Page and application data records:
********************

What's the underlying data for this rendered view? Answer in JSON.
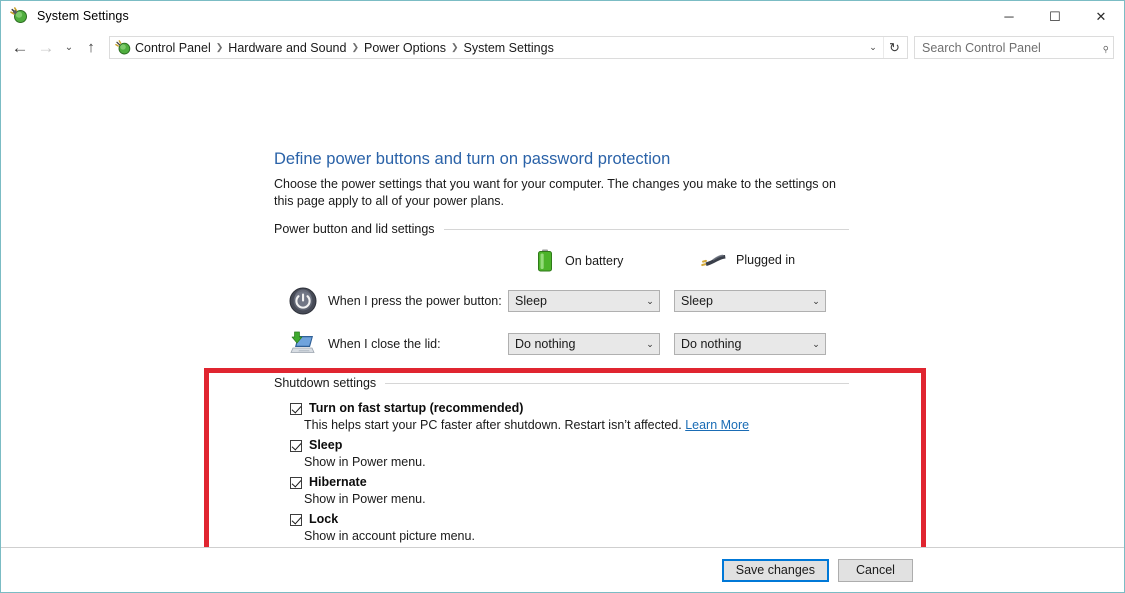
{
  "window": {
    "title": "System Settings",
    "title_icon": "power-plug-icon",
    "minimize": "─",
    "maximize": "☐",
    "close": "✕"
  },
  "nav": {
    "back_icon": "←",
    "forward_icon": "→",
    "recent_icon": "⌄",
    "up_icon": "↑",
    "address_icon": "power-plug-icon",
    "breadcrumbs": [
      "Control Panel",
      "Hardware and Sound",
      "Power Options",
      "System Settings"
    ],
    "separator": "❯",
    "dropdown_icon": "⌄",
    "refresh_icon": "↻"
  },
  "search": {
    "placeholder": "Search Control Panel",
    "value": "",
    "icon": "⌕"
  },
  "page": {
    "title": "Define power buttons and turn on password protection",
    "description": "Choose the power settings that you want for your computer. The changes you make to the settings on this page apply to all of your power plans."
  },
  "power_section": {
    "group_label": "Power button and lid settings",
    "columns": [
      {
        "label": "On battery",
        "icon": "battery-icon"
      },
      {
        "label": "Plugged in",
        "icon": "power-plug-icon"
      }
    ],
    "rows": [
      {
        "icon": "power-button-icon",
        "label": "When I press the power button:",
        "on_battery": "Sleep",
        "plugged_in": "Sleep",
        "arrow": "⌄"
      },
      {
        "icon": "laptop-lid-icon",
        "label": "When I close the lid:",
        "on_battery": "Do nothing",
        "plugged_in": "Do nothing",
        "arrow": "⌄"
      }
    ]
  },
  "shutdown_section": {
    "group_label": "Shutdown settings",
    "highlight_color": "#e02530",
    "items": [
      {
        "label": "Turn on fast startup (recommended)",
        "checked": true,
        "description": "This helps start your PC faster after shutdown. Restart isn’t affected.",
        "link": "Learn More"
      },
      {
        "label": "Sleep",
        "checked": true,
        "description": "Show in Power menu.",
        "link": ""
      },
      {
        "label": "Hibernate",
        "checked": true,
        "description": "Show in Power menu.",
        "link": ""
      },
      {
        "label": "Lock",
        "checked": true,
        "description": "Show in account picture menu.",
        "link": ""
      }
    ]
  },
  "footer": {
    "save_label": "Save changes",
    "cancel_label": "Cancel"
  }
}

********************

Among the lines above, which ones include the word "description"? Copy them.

Problem solution
    "description": "Choose the power settings that you want for your computer. The changes you make to the settings on this page apply to all of your power plans."
        "description": "This helps start your PC faster after shutdown. Restart isn’t affected.",
        "description": "Show in Power menu.",
        "description": "Show in Power menu.",
        "description": "Show in account picture menu.",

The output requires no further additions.